For Drake's next album Bryter Layter, Boyd opted for a fuller band sound in the hopes that a livelier record would get more attention.  Boyd's intentions were good, but the approach backfired.  While the album included a number of strong songs like "One of These Things First," touches like backing singers and horn sections took Drake completely out of his element.  Even with the nice romantic ballad "Northern Sky" serving as a viable single, Bryter Layter didn't even fare as well as its predecessor.  By this point, Island was only as willing to promote Drake as much as Drake promoted himself -- and since Drake wasn't capable of promoting himself, that meant he got no help.

Drake continued to write songs, but he was living with his parents, abusing drugs, and otherwise not functioning particularly well.  He recorded Pink Moon, on which only he performed, over a couple of days in 1972, and dropped the finished masters off at the Island office late on a Friday.  Nobody at Island even knew he was working on an album, and the tapes sat unattended until Monday morning.  Predictably, the album disappeared almost as quickly as it was released, but it was Drake's most compelling work.  The title song, "Things Behind the Sun," and "From the Morning" show Drake's songwriting at its most lyrical, and the absence of accompaniment fit Drake's style far better than any of the more elaborate arrangements on the first two records did.

Drake returned to the studio one last time in 1974 to record four new songs, of which "Black-Eyed Dog" is included on the compilation.  Bare and unnerving, "Black-Eyed Dog" comes across as the work of somebody losing his grip.  Drake succumbed to an overdose of his prescription drugs later that year.  And yet, the story didn't end there.

Way to Blue closes with a song off of Five Leaves Left called "Fruit Tree," on which Nick Drake identifies himself with the (arguably stereotypical) starving artists who have to die before their work gets appreciated. "Fruit tree, fruit tree, open your eyes to another year. They'll all know that you were here when you're gone." Drake seemed resigned to his fate from the beginning of his career, if not much earlier.  Given the universally sympathetic response that Maggie Boyle has received, it does seem that audiences are more willing today to look past a person's psychiatric issues to appreciate his or equally obvious talent. Nick Drake, unfortunately, was a product of the wrong time.

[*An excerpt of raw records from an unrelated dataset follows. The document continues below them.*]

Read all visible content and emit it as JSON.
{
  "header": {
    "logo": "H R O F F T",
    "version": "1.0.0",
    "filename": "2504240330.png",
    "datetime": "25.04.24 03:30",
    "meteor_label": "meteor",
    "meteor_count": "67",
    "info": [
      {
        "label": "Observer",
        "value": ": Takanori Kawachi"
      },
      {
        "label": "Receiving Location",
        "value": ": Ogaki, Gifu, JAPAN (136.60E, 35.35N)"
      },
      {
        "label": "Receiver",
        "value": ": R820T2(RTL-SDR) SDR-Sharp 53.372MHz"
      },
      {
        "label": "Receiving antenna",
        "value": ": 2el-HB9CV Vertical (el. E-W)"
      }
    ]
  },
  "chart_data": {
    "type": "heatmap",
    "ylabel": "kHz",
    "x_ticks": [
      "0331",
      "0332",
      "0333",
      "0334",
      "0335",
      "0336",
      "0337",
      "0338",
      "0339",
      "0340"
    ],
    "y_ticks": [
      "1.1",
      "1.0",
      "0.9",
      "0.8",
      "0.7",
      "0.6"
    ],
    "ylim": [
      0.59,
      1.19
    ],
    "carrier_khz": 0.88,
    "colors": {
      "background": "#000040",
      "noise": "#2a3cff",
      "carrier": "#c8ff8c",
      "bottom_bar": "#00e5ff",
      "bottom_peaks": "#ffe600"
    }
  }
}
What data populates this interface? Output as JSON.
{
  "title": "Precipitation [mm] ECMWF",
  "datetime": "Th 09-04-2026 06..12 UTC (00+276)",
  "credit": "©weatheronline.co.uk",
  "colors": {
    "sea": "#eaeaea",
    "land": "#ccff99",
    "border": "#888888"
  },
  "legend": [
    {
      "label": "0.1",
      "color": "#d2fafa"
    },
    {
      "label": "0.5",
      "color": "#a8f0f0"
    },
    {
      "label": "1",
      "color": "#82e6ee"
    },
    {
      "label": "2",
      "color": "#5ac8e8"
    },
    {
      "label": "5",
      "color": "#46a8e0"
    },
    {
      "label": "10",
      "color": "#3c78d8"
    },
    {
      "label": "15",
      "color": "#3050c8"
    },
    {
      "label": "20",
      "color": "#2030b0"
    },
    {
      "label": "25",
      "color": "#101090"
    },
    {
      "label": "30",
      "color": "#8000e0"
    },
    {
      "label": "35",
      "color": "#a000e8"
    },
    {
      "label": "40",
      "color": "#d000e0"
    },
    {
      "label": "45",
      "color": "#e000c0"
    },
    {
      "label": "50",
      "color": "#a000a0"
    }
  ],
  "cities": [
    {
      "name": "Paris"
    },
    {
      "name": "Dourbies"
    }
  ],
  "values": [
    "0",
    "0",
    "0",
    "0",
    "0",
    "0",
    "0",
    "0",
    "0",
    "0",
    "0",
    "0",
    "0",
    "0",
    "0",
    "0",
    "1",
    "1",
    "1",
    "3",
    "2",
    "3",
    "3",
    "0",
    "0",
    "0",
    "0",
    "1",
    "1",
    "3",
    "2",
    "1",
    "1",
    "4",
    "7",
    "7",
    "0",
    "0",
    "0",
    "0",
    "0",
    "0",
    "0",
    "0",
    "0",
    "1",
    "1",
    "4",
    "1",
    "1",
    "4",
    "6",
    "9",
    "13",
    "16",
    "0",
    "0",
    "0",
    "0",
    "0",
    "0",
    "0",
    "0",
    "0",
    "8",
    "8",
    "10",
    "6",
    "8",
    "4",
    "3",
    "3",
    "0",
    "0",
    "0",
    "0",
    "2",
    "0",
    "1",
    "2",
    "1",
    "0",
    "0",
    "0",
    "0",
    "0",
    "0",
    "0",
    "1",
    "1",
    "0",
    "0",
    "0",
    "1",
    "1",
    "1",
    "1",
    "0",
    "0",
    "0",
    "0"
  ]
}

Nick Drake the person will always remain shrouded in mystery. Even those closest to him say they never really knew him. But I guess everything you really need to know about him is contained in his music. Way to Blue contains a number of beautifully written songs that deserve to be remembered.

Overall grade: A

reviewed by Scott

A very nice photo montage set to "One of These Things First"